Youth in East African History
Contemporary Africa is demographically characterized above all else by its youthfulness. In East Africa the median age of the population is now a striking 17.5 years, and more than 65 percent of the population is age 24 or under. This situation has attracted growing scholarly attention, resulting in an important and rapidly expanding literature on the position of youth in African societies.
While the scholarship examining the contemporary role of youth in African societies is rich and growing, the historical dimension has been largely neglected in the literature thus far. Generations Past seeks to address this gap through a wide-ranging selection of essays that covers an array of youth-related themes in historical perspective. Thirteen chapters explore the historical dimensions of youth in nineteenth-, twentieth-, and twenty-first–century Ugandan, Tanzanian, and Kenyan societies. Key themes running through the book include the analytical utility of youth as a social category; intergenerational relations and the passage of time; youth as a social and political problem; sex and gender roles among East African youth; and youth as historical agents of change. The strong list of contributors includes prominent scholars of the region, and the collection encompasses a good geographical spread of all three East African countries.
As an Iranian American poet, Roger Sedarat fuses Western and Eastern traditions to reinvent the classical Persian form of the ghazal. For its humor as well as its spirituality, the poems in this collection can perhaps best be described as “Wallace Stevens meets Rumi.” Perhaps most striking is the poet’s use of the ancient ghazal form in the tradition of the classical masters like Hafez and Rumi to politically challenge the Islamic Republic of Iran’s continual crackdown on protesters. Not since the late Agha Shahid Ali has a poet translated the letter as well as the spirit of this form into English, using musicality and inventive rhyme to extend the reach of the ghazal in a new language and tradition.

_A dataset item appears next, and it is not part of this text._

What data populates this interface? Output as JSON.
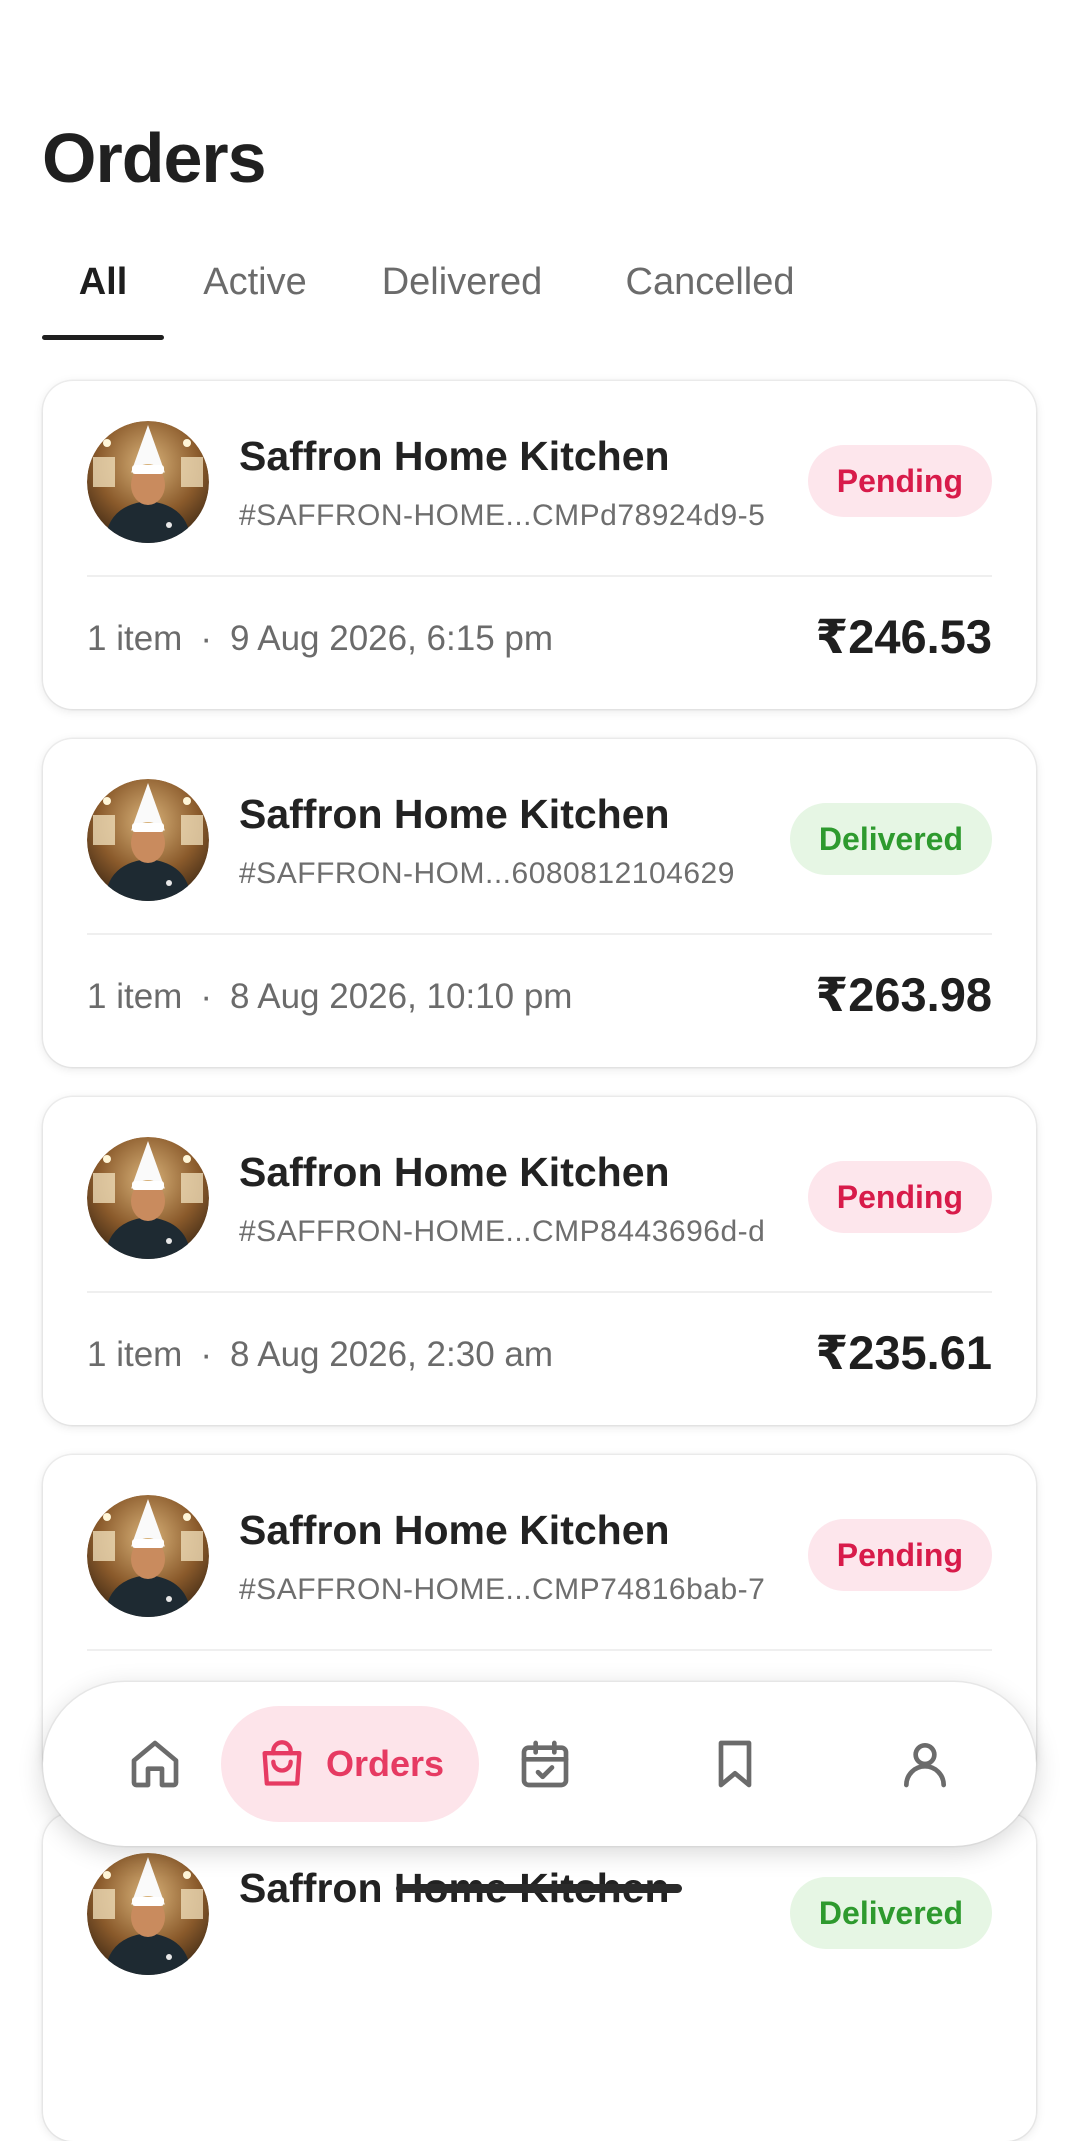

Decided in 1824, Gibbons v. Ogden arose out of litigation between owners of rival steamboat lines over passenger and freight routes between the neighboring states of New York and New Jersey. But what began as a local dispute over the right to ferry the paying public from the New Jersey shore to New York City soon found its way into John Marshall’s court and constitutional history. The case is consistently ranked as one of the twenty most significant Supreme Court decisions and is still taught in constitutional law courses, cited in state and federal cases, and quoted in articles on constitutional, business, and technological history.

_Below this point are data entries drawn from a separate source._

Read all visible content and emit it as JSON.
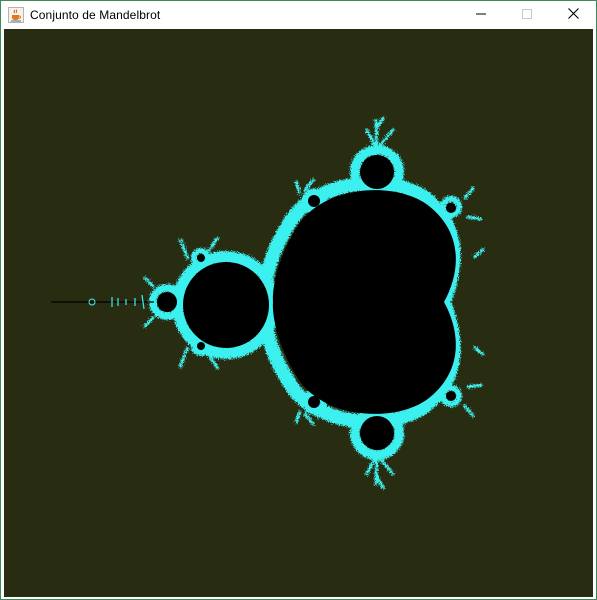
{
  "window": {
    "title": "Conjunto de Mandelbrot",
    "app_icon": "java-cup-icon",
    "controls": {
      "minimize_icon": "minimize-icon",
      "maximize_icon": "maximize-icon",
      "close_icon": "close-icon"
    }
  },
  "canvas": {
    "background_color": "#282c10",
    "set_color": "#000000",
    "boundary_color": "#3ef0f0"
  }
}
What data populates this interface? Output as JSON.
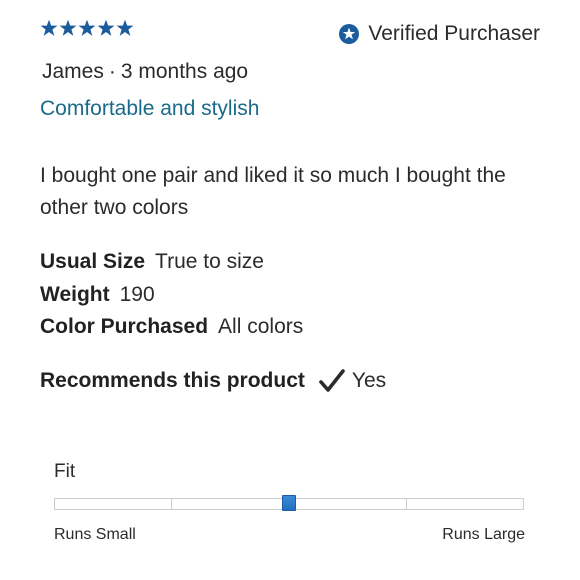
{
  "review": {
    "rating": 5,
    "rating_max": 5,
    "star_color": "#1a5c9c",
    "verified_label": "Verified Purchaser",
    "author": "James",
    "separator": "·",
    "date": "3 months ago",
    "headline": "Comfortable and stylish",
    "headline_color": "#1a6a8a",
    "body": "I bought one pair and liked it so much I bought the other two colors",
    "attributes": [
      {
        "key": "Usual Size",
        "value": "True to size"
      },
      {
        "key": "Weight",
        "value": "190"
      },
      {
        "key": "Color Purchased",
        "value": "All colors"
      }
    ],
    "recommend": {
      "label": "Recommends this product",
      "icon": "checkmark-icon",
      "value": "Yes"
    },
    "fit": {
      "label": "Fit",
      "min_label": "Runs Small",
      "max_label": "Runs Large",
      "value": 0.5,
      "segments": 4,
      "marker_color": "#1f6fc0"
    }
  }
}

Gibbons v. Ogden initially attracted enormous public attention because it involved the development of a new and sensational form of technology. To early Americans, steamboats were floating symbols of progress—cheaper and quicker transportation that could bring goods to market and refinement to the backcountry. A product of the rough-and-tumble world of nascent capitalism and legal innovation, the case became a landmark decision that established the supremacy of federal regulation of interstate trade, curtailed states’ rights, and promoted a national market economy. The case has been invoked by prohibitionists, New Dealers, civil rights activists, and social conservatives alike in debates over federal regulation of issues ranging from labor standards to gun control. This lively study fills in the social and political context in which the case was decided—the colorful and fascinating personalities, the entrepreneurial spirit of the early republic, and the technological breakthroughs that brought modernity to the masses.